**What is required**
If a line of the records contains the string "icon", copy it out.

(Entries from a dataset of interfaces)
>>>

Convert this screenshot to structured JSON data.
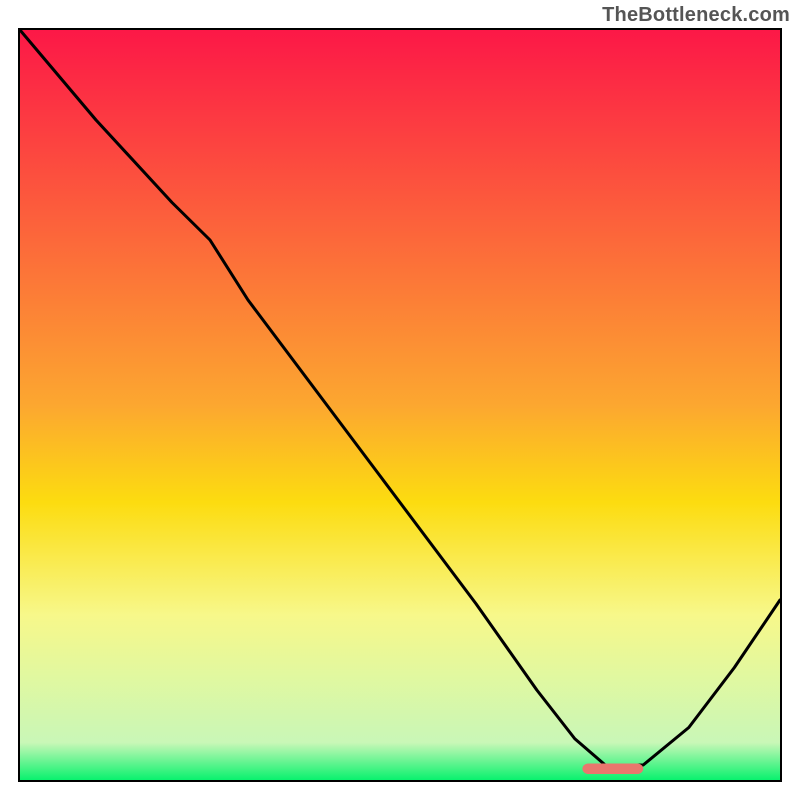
{
  "watermark": "TheBottleneck.com",
  "palette": {
    "top": "#fc1847",
    "mid": "#fcdc10",
    "low": "#f7f88a",
    "bottom": "#09f26e",
    "line": "#000000",
    "marker": "#e9766d",
    "border": "#000000"
  },
  "chart_data": {
    "type": "line",
    "title": "",
    "xlabel": "",
    "ylabel": "",
    "xlim": [
      0,
      1
    ],
    "ylim": [
      0,
      1
    ],
    "legend": false,
    "grid": false,
    "gradient_stops": [
      {
        "pos": 0.0,
        "color": "#fc1847"
      },
      {
        "pos": 0.5,
        "color": "#fca730"
      },
      {
        "pos": 0.63,
        "color": "#fcdc10"
      },
      {
        "pos": 0.78,
        "color": "#f7f88a"
      },
      {
        "pos": 0.95,
        "color": "#c9f7b7"
      },
      {
        "pos": 1.0,
        "color": "#09f26e"
      }
    ],
    "series": [
      {
        "name": "bottleneck-curve",
        "x": [
          0.0,
          0.1,
          0.2,
          0.25,
          0.3,
          0.4,
          0.5,
          0.6,
          0.68,
          0.73,
          0.77,
          0.82,
          0.88,
          0.94,
          1.0
        ],
        "y": [
          1.0,
          0.88,
          0.77,
          0.72,
          0.64,
          0.505,
          0.37,
          0.235,
          0.12,
          0.055,
          0.02,
          0.02,
          0.07,
          0.15,
          0.24
        ]
      }
    ],
    "marker": {
      "name": "optimum-marker",
      "x_start": 0.74,
      "x_end": 0.82,
      "y": 0.015,
      "color": "#e9766d",
      "thickness": 14
    }
  }
}
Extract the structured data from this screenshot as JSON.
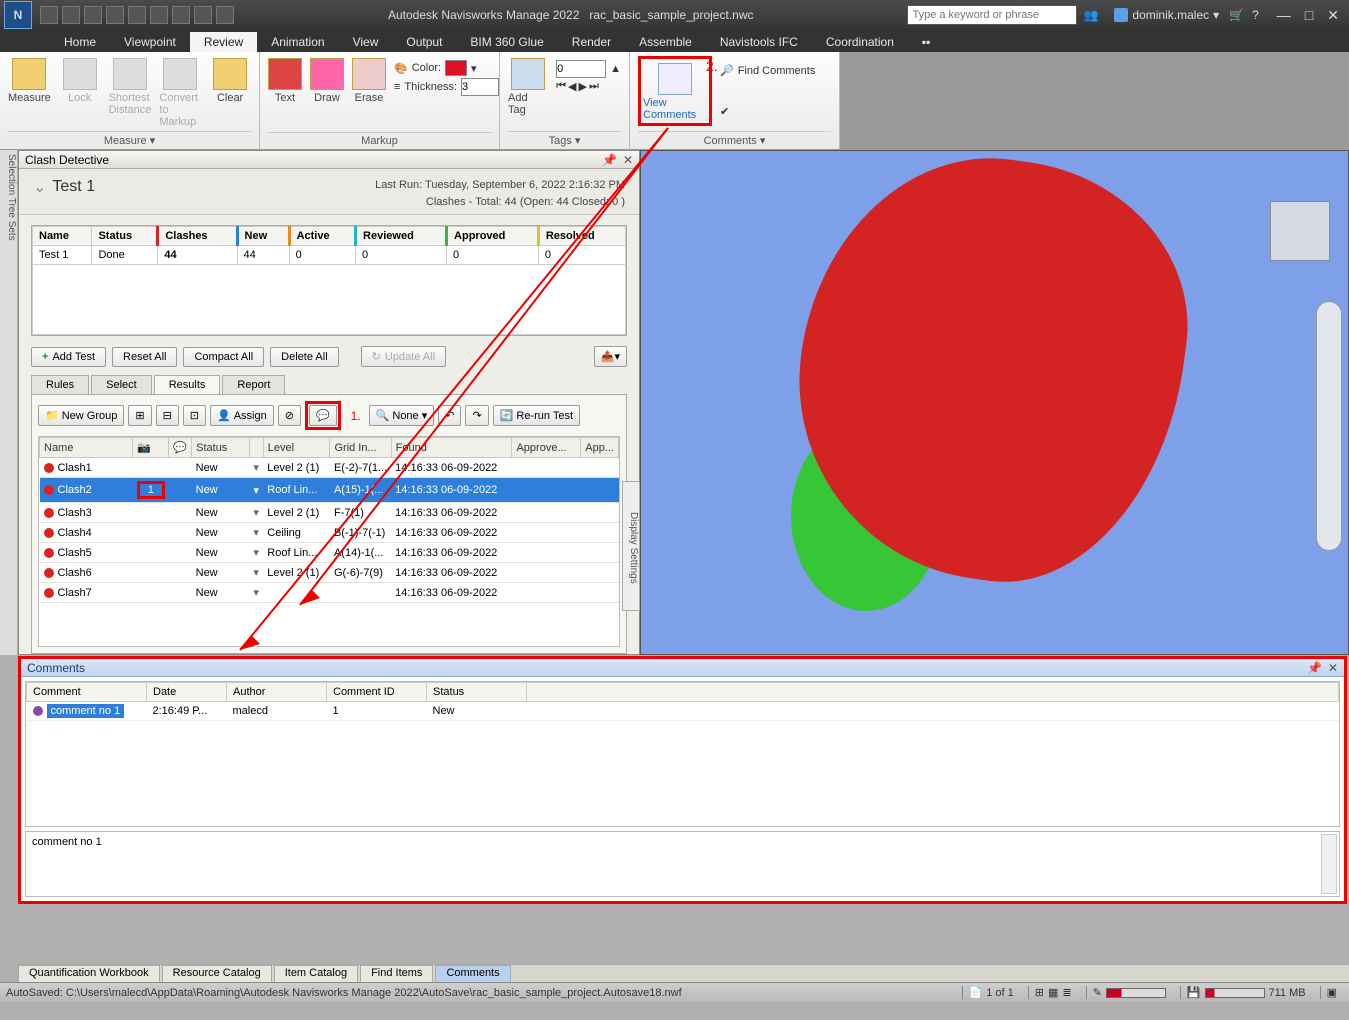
{
  "titlebar": {
    "app": "Autodesk Navisworks Manage 2022",
    "file": "rac_basic_sample_project.nwc",
    "search_placeholder": "Type a keyword or phrase",
    "user": "dominik.malec"
  },
  "menutabs": [
    "Home",
    "Viewpoint",
    "Review",
    "Animation",
    "View",
    "Output",
    "BIM 360 Glue",
    "Render",
    "Assemble",
    "Navistools IFC",
    "Coordination"
  ],
  "menutabs_active": "Review",
  "ribbon": {
    "measure": {
      "label": "Measure ▾",
      "btn_measure": "Measure",
      "btn_lock": "Lock",
      "btn_shortest": "Shortest Distance",
      "btn_convert": "Convert to Markup",
      "btn_clear": "Clear"
    },
    "markup": {
      "label": "Markup",
      "btn_text": "Text",
      "btn_draw": "Draw",
      "btn_erase": "Erase",
      "color": "Color:",
      "thickness": "Thickness:",
      "thickness_val": "3"
    },
    "tags": {
      "label": "Tags ▾",
      "btn_add": "Add Tag",
      "counter": "0"
    },
    "comments": {
      "label": "Comments ▾",
      "btn_view": "View Comments",
      "btn_find": "Find Comments"
    }
  },
  "side_strip": "Selection Tree   Sets",
  "clash": {
    "title": "Clash Detective",
    "test_name": "Test 1",
    "last_run": "Last Run:  Tuesday, September 6, 2022 2:16:32 PM",
    "totals": "Clashes - Total: 44  (Open: 44  Closed: 0 )",
    "summary_headers": [
      "Name",
      "Status",
      "Clashes",
      "New",
      "Active",
      "Reviewed",
      "Approved",
      "Resolved"
    ],
    "summary_row": [
      "Test 1",
      "Done",
      "44",
      "44",
      "0",
      "0",
      "0",
      "0"
    ],
    "btn_add": "Add Test",
    "btn_reset": "Reset All",
    "btn_compact": "Compact All",
    "btn_delete": "Delete All",
    "btn_update": "Update All",
    "tabs": [
      "Rules",
      "Select",
      "Results",
      "Report"
    ],
    "tabs_active": "Results",
    "btn_newgroup": "New Group",
    "btn_assign": "Assign",
    "btn_none": "None ▾",
    "btn_rerun": "Re-run Test",
    "grid_headers": [
      "Name",
      "📷",
      "💬",
      "Status",
      "",
      "Level",
      "Grid In...",
      "Found",
      "Approve...",
      "App..."
    ],
    "rows": [
      {
        "name": "Clash1",
        "cam": "",
        "c": "",
        "status": "New",
        "level": "Level 2 (1)",
        "grid": "E(-2)-7(1...",
        "found": "14:16:33 06-09-2022"
      },
      {
        "name": "Clash2",
        "cam": "1",
        "c": "",
        "status": "New",
        "level": "Roof Lin...",
        "grid": "A(15)-1(...",
        "found": "14:16:33 06-09-2022",
        "sel": true
      },
      {
        "name": "Clash3",
        "cam": "",
        "c": "",
        "status": "New",
        "level": "Level 2 (1)",
        "grid": "F-7(1)",
        "found": "14:16:33 06-09-2022"
      },
      {
        "name": "Clash4",
        "cam": "",
        "c": "",
        "status": "New",
        "level": "Ceiling",
        "grid": "B(-1)-7(-1)",
        "found": "14:16:33 06-09-2022"
      },
      {
        "name": "Clash5",
        "cam": "",
        "c": "",
        "status": "New",
        "level": "Roof Lin...",
        "grid": "A(14)-1(...",
        "found": "14:16:33 06-09-2022"
      },
      {
        "name": "Clash6",
        "cam": "",
        "c": "",
        "status": "New",
        "level": "Level 2 (1)",
        "grid": "G(-6)-7(9)",
        "found": "14:16:33 06-09-2022"
      },
      {
        "name": "Clash7",
        "cam": "",
        "c": "",
        "status": "New",
        "level": "",
        "grid": "",
        "found": "14:16:33 06-09-2022"
      }
    ],
    "display_settings": "Display Settings"
  },
  "comments_panel": {
    "title": "Comments",
    "headers": [
      "Comment",
      "Date",
      "Author",
      "Comment ID",
      "Status"
    ],
    "row": {
      "comment": "comment no 1",
      "date": "2:16:49 P...",
      "author": "malecd",
      "id": "1",
      "status": "New"
    },
    "detail": "comment no 1"
  },
  "bottom_tabs": [
    "Quantification Workbook",
    "Resource Catalog",
    "Item Catalog",
    "Find Items",
    "Comments"
  ],
  "bottom_tabs_active": "Comments",
  "status": {
    "autosave": "AutoSaved: C:\\Users\\malecd\\AppData\\Roaming\\Autodesk Navisworks Manage 2022\\AutoSave\\rac_basic_sample_project.Autosave18.nwf",
    "page": "1 of 1",
    "mem": "711 MB"
  },
  "annotations": {
    "a1": "1.",
    "a2": "2."
  }
}
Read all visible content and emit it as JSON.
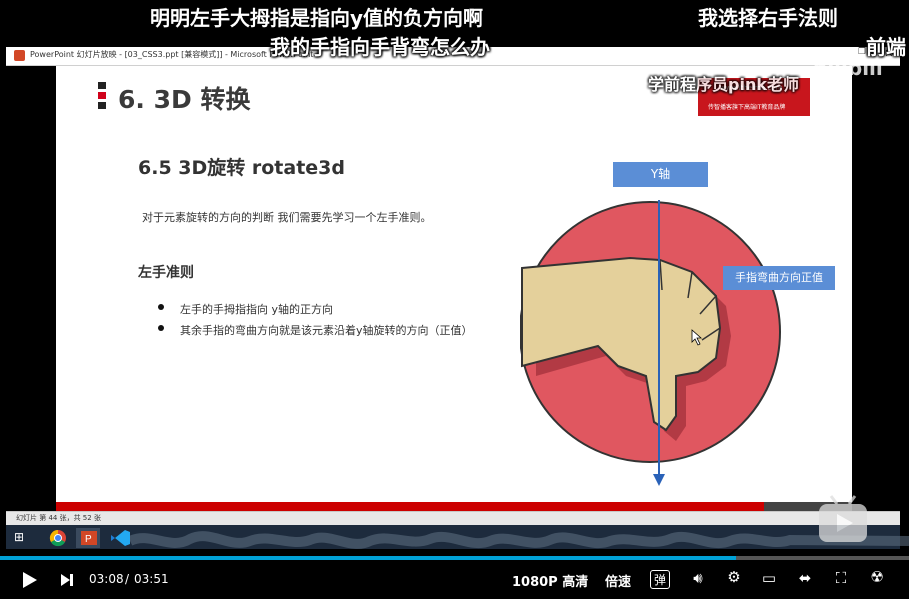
{
  "danmaku": [
    "明明左手大拇指是指向y值的负方向啊",
    "我选择右手法则",
    "我的手指向手背弯怎么办",
    "前端",
    "学前程序员pink老师"
  ],
  "ppt_window": {
    "title": "PowerPoint 幻灯片放映 - [03_CSS3.ppt [兼容模式]] - Microsoft PowerPoint",
    "restore_icon": "restore-icon",
    "close_icon": "close-icon"
  },
  "slide": {
    "section_title": "6. 3D 转换",
    "logo_line1": "传智播客旗下高端IT教育品牌",
    "logo_url": "www.itheima.com",
    "sub_title": "6.5 3D旋转 rotate3d",
    "intro": "对于元素旋转的方向的判断 我们需要先学习一个左手准则。",
    "rule_title": "左手准则",
    "bullets": [
      "左手的手拇指指向 y轴的正方向",
      "其余手指的弯曲方向就是该元素沿着y轴旋转的方向（正值）"
    ],
    "y_axis_label": "Y轴",
    "finger_label": "手指弯曲方向正值",
    "colors": {
      "circle": "#e05760",
      "hand": "#e4d09b",
      "label_blue": "#5b8ed6",
      "accent_red": "#c8161d"
    }
  },
  "ppt_status": {
    "text": "幻灯片 第 44 张，共 52 张"
  },
  "taskbar": {
    "apps": [
      "windows-start-icon",
      "chrome-icon",
      "powerpoint-icon",
      "vscode-icon"
    ]
  },
  "player": {
    "current_time": "03:08",
    "separator": "/",
    "total_time": "03:51",
    "progress": 0.81,
    "quality": "1080P 高清",
    "speed": "倍速",
    "danmaku_toggle": "弹",
    "watermark": "bilibili"
  }
}
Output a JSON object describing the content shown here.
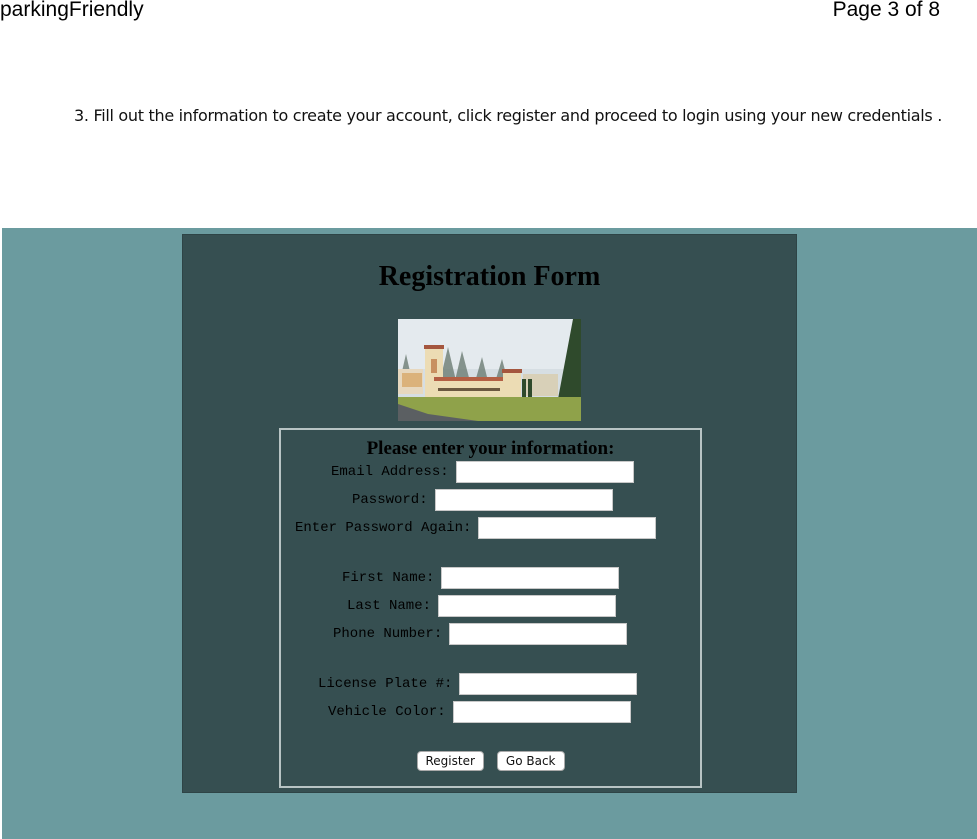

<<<

**Response box**
    "restore_icon": "restore-icon",
    "close_icon": "close-icon"
      "windows-start-icon",
      "chrome-icon",
      "powerpoint-icon",
      "vscode-icon"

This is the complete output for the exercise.